WHAT IS NEEDED — Your task is to print all of the data word for word.

DATA EXTRACT —
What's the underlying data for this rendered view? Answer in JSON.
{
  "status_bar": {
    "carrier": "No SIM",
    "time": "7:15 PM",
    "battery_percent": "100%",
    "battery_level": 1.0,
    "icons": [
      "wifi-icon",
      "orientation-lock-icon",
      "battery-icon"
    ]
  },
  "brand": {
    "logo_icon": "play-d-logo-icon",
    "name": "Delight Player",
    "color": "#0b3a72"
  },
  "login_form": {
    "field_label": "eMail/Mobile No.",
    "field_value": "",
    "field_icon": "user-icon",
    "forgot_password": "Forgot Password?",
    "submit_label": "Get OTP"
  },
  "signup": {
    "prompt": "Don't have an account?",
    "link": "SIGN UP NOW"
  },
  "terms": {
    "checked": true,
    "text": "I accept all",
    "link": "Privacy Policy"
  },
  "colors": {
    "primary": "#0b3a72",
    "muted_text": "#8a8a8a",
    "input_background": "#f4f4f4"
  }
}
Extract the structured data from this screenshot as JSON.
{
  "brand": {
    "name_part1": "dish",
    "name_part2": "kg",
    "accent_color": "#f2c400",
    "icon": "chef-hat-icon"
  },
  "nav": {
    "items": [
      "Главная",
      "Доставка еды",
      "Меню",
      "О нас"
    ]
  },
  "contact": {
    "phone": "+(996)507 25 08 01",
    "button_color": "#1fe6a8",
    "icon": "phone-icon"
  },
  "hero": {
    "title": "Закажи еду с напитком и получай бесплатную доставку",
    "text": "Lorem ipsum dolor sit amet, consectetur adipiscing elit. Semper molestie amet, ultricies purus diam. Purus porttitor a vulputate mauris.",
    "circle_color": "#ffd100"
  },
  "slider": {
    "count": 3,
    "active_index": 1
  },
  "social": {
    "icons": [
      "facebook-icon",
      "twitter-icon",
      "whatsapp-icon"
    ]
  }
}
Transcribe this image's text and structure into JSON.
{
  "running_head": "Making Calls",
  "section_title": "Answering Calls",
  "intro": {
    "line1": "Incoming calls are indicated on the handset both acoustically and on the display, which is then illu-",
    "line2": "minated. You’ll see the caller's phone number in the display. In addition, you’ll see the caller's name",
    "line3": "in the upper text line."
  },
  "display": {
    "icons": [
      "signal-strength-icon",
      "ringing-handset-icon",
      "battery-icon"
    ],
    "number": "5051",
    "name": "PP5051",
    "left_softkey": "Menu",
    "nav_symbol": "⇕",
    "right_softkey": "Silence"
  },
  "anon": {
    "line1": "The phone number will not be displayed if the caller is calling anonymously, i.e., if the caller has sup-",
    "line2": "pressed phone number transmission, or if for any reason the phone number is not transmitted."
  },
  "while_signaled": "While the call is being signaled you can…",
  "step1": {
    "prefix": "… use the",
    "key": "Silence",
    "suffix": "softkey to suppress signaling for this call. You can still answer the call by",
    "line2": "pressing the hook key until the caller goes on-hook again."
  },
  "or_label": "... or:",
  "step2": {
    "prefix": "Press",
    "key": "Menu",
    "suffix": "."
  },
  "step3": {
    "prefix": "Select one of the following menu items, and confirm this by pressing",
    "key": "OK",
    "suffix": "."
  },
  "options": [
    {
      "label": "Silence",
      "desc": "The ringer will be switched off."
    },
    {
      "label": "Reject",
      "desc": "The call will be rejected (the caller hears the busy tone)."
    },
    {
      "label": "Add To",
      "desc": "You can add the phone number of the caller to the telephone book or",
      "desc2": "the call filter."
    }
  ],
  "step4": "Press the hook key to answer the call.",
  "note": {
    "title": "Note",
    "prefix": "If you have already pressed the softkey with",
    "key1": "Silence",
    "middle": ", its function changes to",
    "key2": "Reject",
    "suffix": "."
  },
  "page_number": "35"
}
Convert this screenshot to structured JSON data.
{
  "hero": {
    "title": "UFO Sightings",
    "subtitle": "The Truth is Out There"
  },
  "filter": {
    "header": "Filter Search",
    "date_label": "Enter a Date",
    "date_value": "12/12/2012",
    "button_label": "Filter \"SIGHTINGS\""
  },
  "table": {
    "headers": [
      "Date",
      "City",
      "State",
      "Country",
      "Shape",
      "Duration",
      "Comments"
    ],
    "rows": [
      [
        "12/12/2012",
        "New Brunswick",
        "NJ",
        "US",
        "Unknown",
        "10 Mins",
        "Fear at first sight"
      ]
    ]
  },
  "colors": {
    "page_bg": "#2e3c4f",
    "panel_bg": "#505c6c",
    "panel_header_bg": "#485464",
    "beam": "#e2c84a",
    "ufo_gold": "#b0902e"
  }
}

ANSWER SECTION —
What's the underlying data for this rendered view? Answer in JSON.
{
  "status_bar": {
    "carrier": "No SIM",
    "time": "7:15 PM",
    "battery_percent": "100%",
    "battery_level": 1.0,
    "icons": [
      "wifi-icon",
      "orientation-lock-icon",
      "battery-icon"
    ]
  },
  "brand": {
    "logo_icon": "play-d-logo-icon",
    "name": "Delight Player",
    "color": "#0b3a72"
  },
  "login_form": {
    "field_label": "eMail/Mobile No.",
    "field_value": "",
    "field_icon": "user-icon",
    "forgot_password": "Forgot Password?",
    "submit_label": "Get OTP"
  },
  "signup": {
    "prompt": "Don't have an account?",
    "link": "SIGN UP NOW"
  },
  "terms": {
    "checked": true,
    "text": "I accept all",
    "link": "Privacy Policy"
  },
  "colors": {
    "primary": "#0b3a72",
    "muted_text": "#8a8a8a",
    "input_background": "#f4f4f4"
  }
}
Extract the structured data from this screenshot as JSON.
{
  "brand": {
    "name_part1": "dish",
    "name_part2": "kg",
    "accent_color": "#f2c400",
    "icon": "chef-hat-icon"
  },
  "nav": {
    "items": [
      "Главная",
      "Доставка еды",
      "Меню",
      "О нас"
    ]
  },
  "contact": {
    "phone": "+(996)507 25 08 01",
    "button_color": "#1fe6a8",
    "icon": "phone-icon"
  },
  "hero": {
    "title": "Закажи еду с напитком и получай бесплатную доставку",
    "text": "Lorem ipsum dolor sit amet, consectetur adipiscing elit. Semper molestie amet, ultricies purus diam. Purus porttitor a vulputate mauris.",
    "circle_color": "#ffd100"
  },
  "slider": {
    "count": 3,
    "active_index": 1
  },
  "social": {
    "icons": [
      "facebook-icon",
      "twitter-icon",
      "whatsapp-icon"
    ]
  }
}
Transcribe this image's text and structure into JSON.
{
  "running_head": "Making Calls",
  "section_title": "Answering Calls",
  "intro": {
    "line1": "Incoming calls are indicated on the handset both acoustically and on the display, which is then illu-",
    "line2": "minated. You’ll see the caller's phone number in the display. In addition, you’ll see the caller's name",
    "line3": "in the upper text line."
  },
  "display": {
    "icons": [
      "signal-strength-icon",
      "ringing-handset-icon",
      "battery-icon"
    ],
    "number": "5051",
    "name": "PP5051",
    "left_softkey": "Menu",
    "nav_symbol": "⇕",
    "right_softkey": "Silence"
  },
  "anon": {
    "line1": "The phone number will not be displayed if the caller is calling anonymously, i.e., if the caller has sup-",
    "line2": "pressed phone number transmission, or if for any reason the phone number is not transmitted."
  },
  "while_signaled": "While the call is being signaled you can…",
  "step1": {
    "prefix": "… use the",
    "key": "Silence",
    "suffix": "softkey to suppress signaling for this call. You can still answer the call by",
    "line2": "pressing the hook key until the caller goes on-hook again."
  },
  "or_label": "... or:",
  "step2": {
    "prefix": "Press",
    "key": "Menu",
    "suffix": "."
  },
  "step3": {
    "prefix": "Select one of the following menu items, and confirm this by pressing",
    "key": "OK",
    "suffix": "."
  },
  "options": [
    {
      "label": "Silence",
      "desc": "The ringer will be switched off."
    },
    {
      "label": "Reject",
      "desc": "The call will be rejected (the caller hears the busy tone)."
    },
    {
      "label": "Add To",
      "desc": "You can add the phone number of the caller to the telephone book or",
      "desc2": "the call filter."
    }
  ],
  "step4": "Press the hook key to answer the call.",
  "note": {
    "title": "Note",
    "prefix": "If you have already pressed the softkey with",
    "key1": "Silence",
    "middle": ", its function changes to",
    "key2": "Reject",
    "suffix": "."
  },
  "page_number": "35"
}
Convert this screenshot to structured JSON data.
{
  "hero": {
    "title": "UFO Sightings",
    "subtitle": "The Truth is Out There"
  },
  "filter": {
    "header": "Filter Search",
    "date_label": "Enter a Date",
    "date_value": "12/12/2012",
    "button_label": "Filter \"SIGHTINGS\""
  },
  "table": {
    "headers": [
      "Date",
      "City",
      "State",
      "Country",
      "Shape",
      "Duration",
      "Comments"
    ],
    "rows": [
      [
        "12/12/2012",
        "New Brunswick",
        "NJ",
        "US",
        "Unknown",
        "10 Mins",
        "Fear at first sight"
      ]
    ]
  },
  "colors": {
    "page_bg": "#2e3c4f",
    "panel_bg": "#505c6c",
    "panel_header_bg": "#485464",
    "beam": "#e2c84a",
    "ufo_gold": "#b0902e"
  }
}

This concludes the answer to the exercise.